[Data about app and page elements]

•••••

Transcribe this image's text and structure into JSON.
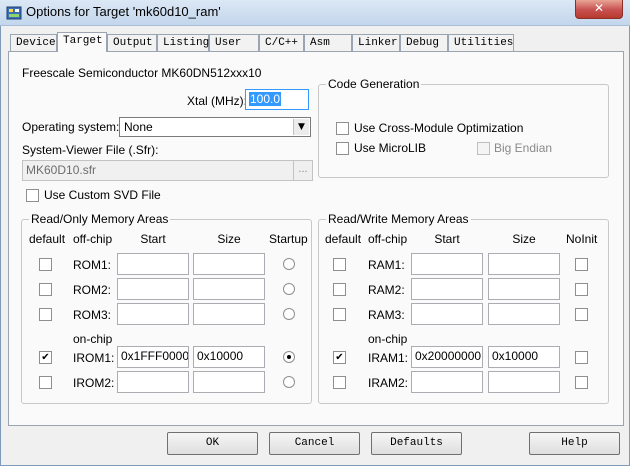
{
  "window": {
    "title": "Options for Target 'mk60d10_ram'",
    "close_glyph": "✕"
  },
  "tabs": [
    "Device",
    "Target",
    "Output",
    "Listing",
    "User",
    "C/C++",
    "Asm",
    "Linker",
    "Debug",
    "Utilities"
  ],
  "target": {
    "device_name": "Freescale Semiconductor MK60DN512xxx10",
    "xtal_label": "Xtal (MHz):",
    "xtal_value": "100.0",
    "os_label": "Operating system:",
    "os_value": "None",
    "sv_label": "System-Viewer File (.Sfr):",
    "sv_value": "MK60D10.sfr",
    "browse_label": "...",
    "custom_svd_label": "Use Custom SVD File"
  },
  "codegen": {
    "title": "Code Generation",
    "cross_module_label": "Use Cross-Module Optimization",
    "microlib_label": "Use MicroLIB",
    "big_endian_label": "Big Endian"
  },
  "rom": {
    "title": "Read/Only Memory Areas",
    "headers": {
      "default": "default",
      "offchip": "off-chip",
      "start": "Start",
      "size": "Size",
      "startup": "Startup"
    },
    "onchip_label": "on-chip",
    "rows": [
      {
        "name": "ROM1:",
        "start": "",
        "size": "",
        "default": false,
        "startup": false
      },
      {
        "name": "ROM2:",
        "start": "",
        "size": "",
        "default": false,
        "startup": false
      },
      {
        "name": "ROM3:",
        "start": "",
        "size": "",
        "default": false,
        "startup": false
      },
      {
        "name": "IROM1:",
        "start": "0x1FFF0000",
        "size": "0x10000",
        "default": true,
        "startup": true
      },
      {
        "name": "IROM2:",
        "start": "",
        "size": "",
        "default": false,
        "startup": false
      }
    ]
  },
  "ram": {
    "title": "Read/Write Memory Areas",
    "headers": {
      "default": "default",
      "offchip": "off-chip",
      "start": "Start",
      "size": "Size",
      "noinit": "NoInit"
    },
    "onchip_label": "on-chip",
    "rows": [
      {
        "name": "RAM1:",
        "start": "",
        "size": "",
        "default": false,
        "noinit": false
      },
      {
        "name": "RAM2:",
        "start": "",
        "size": "",
        "default": false,
        "noinit": false
      },
      {
        "name": "RAM3:",
        "start": "",
        "size": "",
        "default": false,
        "noinit": false
      },
      {
        "name": "IRAM1:",
        "start": "0x20000000",
        "size": "0x10000",
        "default": true,
        "noinit": false
      },
      {
        "name": "IRAM2:",
        "start": "",
        "size": "",
        "default": false,
        "noinit": false
      }
    ]
  },
  "buttons": {
    "ok": "OK",
    "cancel": "Cancel",
    "defaults": "Defaults",
    "help": "Help"
  },
  "check_glyph": "✔",
  "dropdown_glyph": "▼"
}
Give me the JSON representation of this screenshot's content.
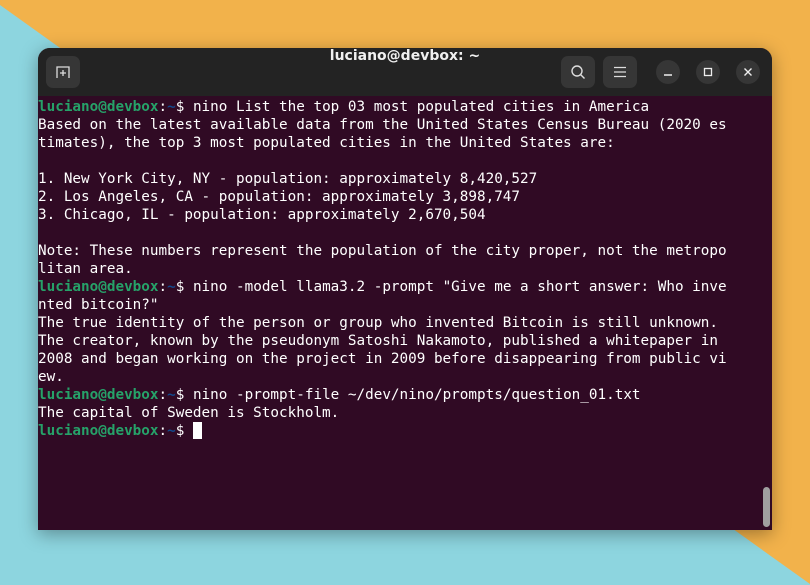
{
  "window": {
    "title": "luciano@devbox: ~"
  },
  "prompt": {
    "user": "luciano@devbox",
    "sep": ":",
    "path": "~",
    "symbol": "$ "
  },
  "lines": [
    {
      "type": "prompt",
      "cmd": "nino List the top 03 most populated cities in America"
    },
    {
      "type": "out",
      "text": "Based on the latest available data from the United States Census Bureau (2020 es"
    },
    {
      "type": "out",
      "text": "timates), the top 3 most populated cities in the United States are:"
    },
    {
      "type": "out",
      "text": ""
    },
    {
      "type": "out",
      "text": "1. New York City, NY - population: approximately 8,420,527"
    },
    {
      "type": "out",
      "text": "2. Los Angeles, CA - population: approximately 3,898,747"
    },
    {
      "type": "out",
      "text": "3. Chicago, IL - population: approximately 2,670,504"
    },
    {
      "type": "out",
      "text": ""
    },
    {
      "type": "out",
      "text": "Note: These numbers represent the population of the city proper, not the metropo"
    },
    {
      "type": "out",
      "text": "litan area."
    },
    {
      "type": "prompt",
      "cmd": "nino -model llama3.2 -prompt \"Give me a short answer: Who inve"
    },
    {
      "type": "out",
      "text": "nted bitcoin?\""
    },
    {
      "type": "out",
      "text": "The true identity of the person or group who invented Bitcoin is still unknown."
    },
    {
      "type": "out",
      "text": "The creator, known by the pseudonym Satoshi Nakamoto, published a whitepaper in"
    },
    {
      "type": "out",
      "text": "2008 and began working on the project in 2009 before disappearing from public vi"
    },
    {
      "type": "out",
      "text": "ew."
    },
    {
      "type": "prompt",
      "cmd": "nino -prompt-file ~/dev/nino/prompts/question_01.txt"
    },
    {
      "type": "out",
      "text": "The capital of Sweden is Stockholm."
    },
    {
      "type": "prompt",
      "cmd": "",
      "cursor": true
    }
  ],
  "icons": {
    "new_tab": "new-tab-icon",
    "search": "search-icon",
    "menu": "hamburger-menu-icon",
    "minimize": "minimize-icon",
    "maximize": "maximize-icon",
    "close": "close-icon"
  },
  "colors": {
    "terminal_bg": "#300a24",
    "user": "#26a269",
    "path": "#12488b",
    "titlebar": "#232323"
  }
}
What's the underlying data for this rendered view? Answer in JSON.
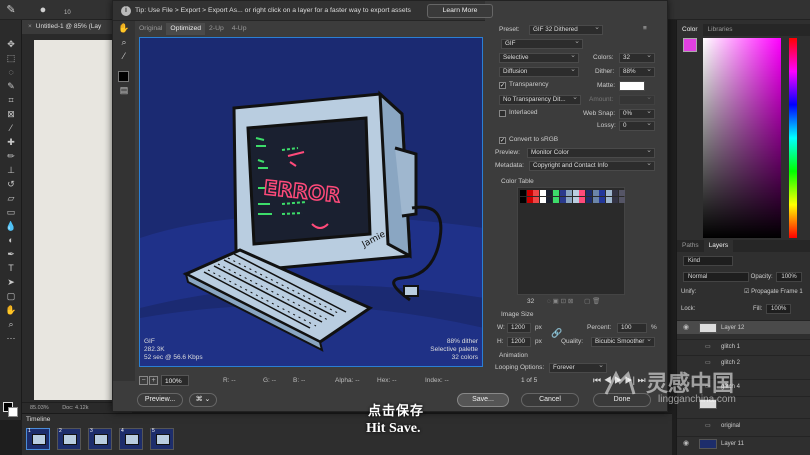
{
  "ps": {
    "doc_tab": "Untitled-1 @ 85% (Lay",
    "option_num": "10",
    "status_zoom": "85.03%",
    "status_doc": "Doc: 4.12k",
    "timeline_label": "Timeline",
    "frames": [
      "1",
      "2",
      "3",
      "4",
      "5"
    ]
  },
  "dialog": {
    "tip": "Tip: Use File > Export > Export As... or right click on a layer for a faster way to export assets",
    "learn_more": "Learn More",
    "view_tabs": [
      "Original",
      "Optimized",
      "2-Up",
      "4-Up"
    ],
    "preview": {
      "error_text": "ERROR",
      "signature": "Jamie",
      "info_left": [
        "GIF",
        "282.3K",
        "52 sec @ 56.6 Kbps"
      ],
      "info_right": [
        "88% dither",
        "Selective palette",
        "32 colors"
      ]
    },
    "zoom": "100%",
    "readouts": {
      "r": "R: --",
      "g": "G: --",
      "b": "B: --",
      "alpha": "Alpha: --",
      "hex": "Hex: --",
      "index": "Index: --"
    },
    "buttons": {
      "preview": "Preview...",
      "save": "Save...",
      "cancel": "Cancel",
      "done": "Done"
    },
    "settings": {
      "preset_label": "Preset:",
      "preset": "GIF 32 Dithered",
      "format": "GIF",
      "reduction": "Selective",
      "colors_label": "Colors:",
      "colors": "32",
      "dither_algo": "Diffusion",
      "dither_label": "Dither:",
      "dither": "88%",
      "transparency": "Transparency",
      "matte_label": "Matte:",
      "transparency_dither": "No Transparency Dit...",
      "amount_label": "Amount:",
      "interlaced": "Interlaced",
      "websnap_label": "Web Snap:",
      "websnap": "0%",
      "lossy_label": "Lossy:",
      "lossy": "0",
      "convert_srgb": "Convert to sRGB",
      "preview_label": "Preview:",
      "preview_val": "Monitor Color",
      "metadata_label": "Metadata:",
      "metadata_val": "Copyright and Contact Info",
      "color_table": "Color Table",
      "color_count": "32",
      "image_size": "Image Size",
      "w_label": "W:",
      "w": "1200",
      "h_label": "H:",
      "h": "1200",
      "px": "px",
      "percent_label": "Percent:",
      "percent": "100",
      "pct": "%",
      "quality_label": "Quality:",
      "quality": "Bicubic Smoother",
      "animation": "Animation",
      "looping_label": "Looping Options:",
      "looping": "Forever",
      "frame_counter": "1 of 5"
    }
  },
  "panels": {
    "color_tabs": [
      "Color",
      "Libraries"
    ],
    "layer_tabs": [
      "Paths",
      "Layers"
    ],
    "kind": "Kind",
    "blend": "Normal",
    "opacity_label": "Opacity:",
    "opacity": "100%",
    "unify_label": "Unify:",
    "propagate": "Propagate Frame 1",
    "lock_label": "Lock:",
    "fill_label": "Fill:",
    "fill": "100%",
    "layers": [
      "Layer 12",
      "glitch 1",
      "glitch 2",
      "glitch 4",
      "",
      "original",
      "Layer 11"
    ]
  },
  "subtitle": {
    "cn": "点击保存",
    "en": "Hit Save."
  },
  "watermark": {
    "cn": "灵感中国",
    "en": "lingganchina.com"
  }
}
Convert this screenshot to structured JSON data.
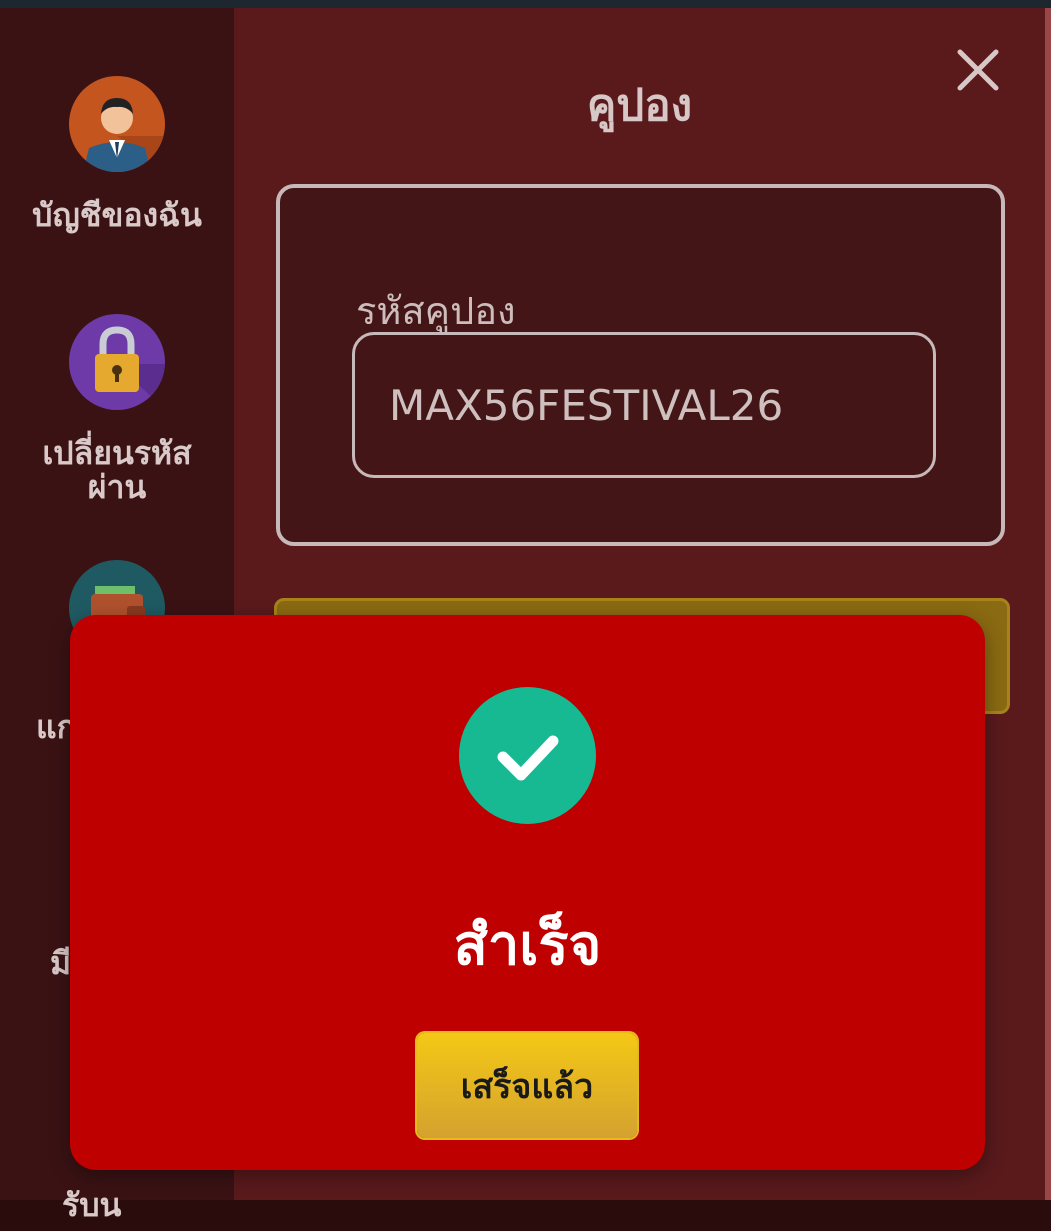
{
  "sidebar": {
    "items": [
      {
        "label": "บัญชีของฉัน",
        "icon": "user-avatar-icon"
      },
      {
        "label": "เปลี่ยนรหัสผ่าน",
        "icon": "padlock-icon"
      },
      {
        "label": "แก",
        "icon": "wallet-icon"
      },
      {
        "label": "มี",
        "icon": "partial-icon"
      },
      {
        "label": "รับน",
        "icon": "partial-icon"
      }
    ]
  },
  "coupon_panel": {
    "title": "คูปอง",
    "field_label": "รหัสคูปอง",
    "field_value": "MAX56FESTIVAL26"
  },
  "success_dialog": {
    "title": "สำเร็จ",
    "done_label": "เสร็จแล้ว"
  },
  "colors": {
    "dialog_bg": "#be0000",
    "check_circle": "#17b992",
    "done_button": "#f4c815",
    "panel_bg": "#5a1a1c",
    "sidebar_bg": "#3a1214"
  }
}
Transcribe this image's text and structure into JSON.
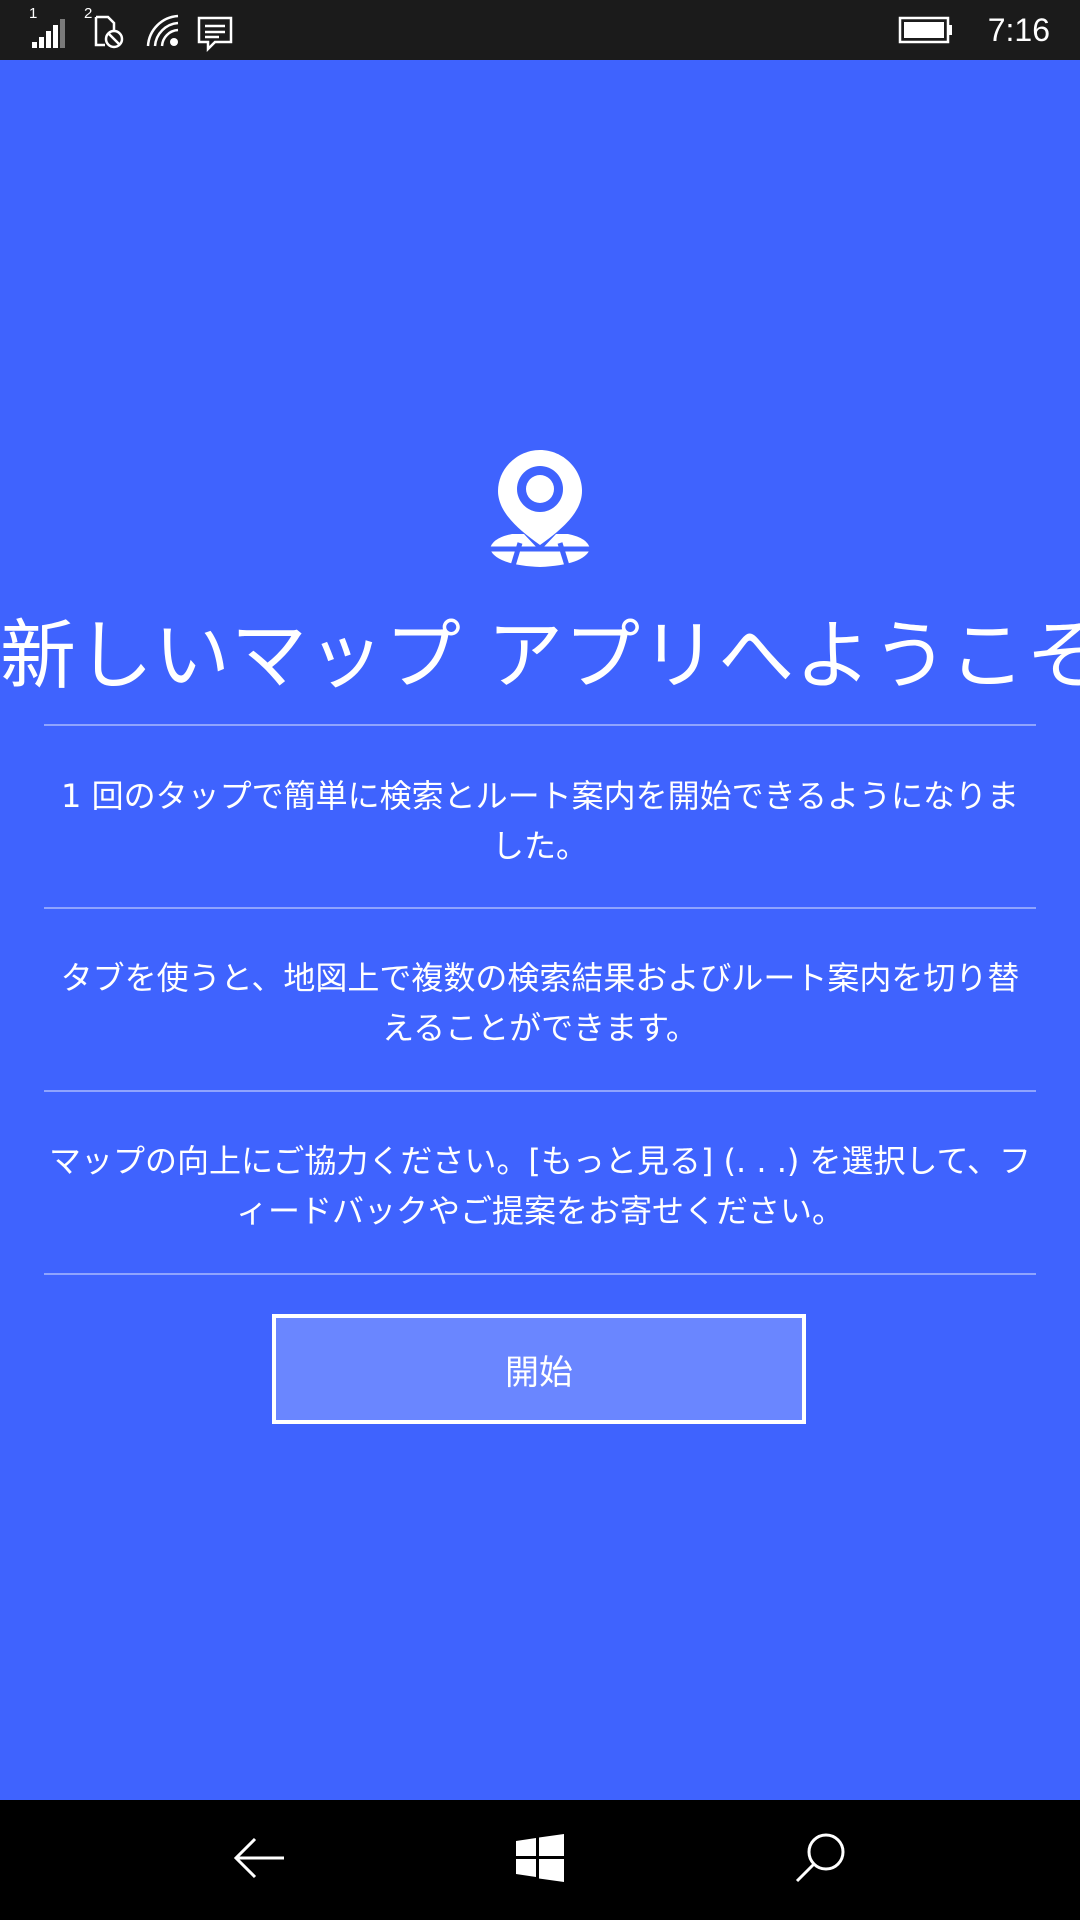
{
  "status_bar": {
    "sim1_label": "1",
    "sim2_label": "2",
    "time": "7:16",
    "icons": [
      "signal-icon",
      "no-sim-icon",
      "wifi-icon",
      "notification-icon",
      "battery-icon"
    ]
  },
  "welcome": {
    "title": "新しいマップ アプリへようこそ",
    "paragraphs": [
      "1 回のタップで簡単に検索とルート案内を開始できるようになりました。",
      "タブを使うと、地図上で複数の検索結果およびルート案内を切り替えることができます。",
      "マップの向上にご協力ください。[もっと見る] (. . .) を選択して、フィードバックやご提案をお寄せください。"
    ],
    "start_button": "開始"
  },
  "nav_bar": {
    "buttons": [
      "back-icon",
      "windows-icon",
      "search-icon"
    ]
  },
  "colors": {
    "background": "#3f63fe",
    "button_fill": "#6a86ff",
    "status_bar": "#1b1b1b",
    "nav_bar": "#000000"
  }
}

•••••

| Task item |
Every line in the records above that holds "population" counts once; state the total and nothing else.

| Exercise answer |
4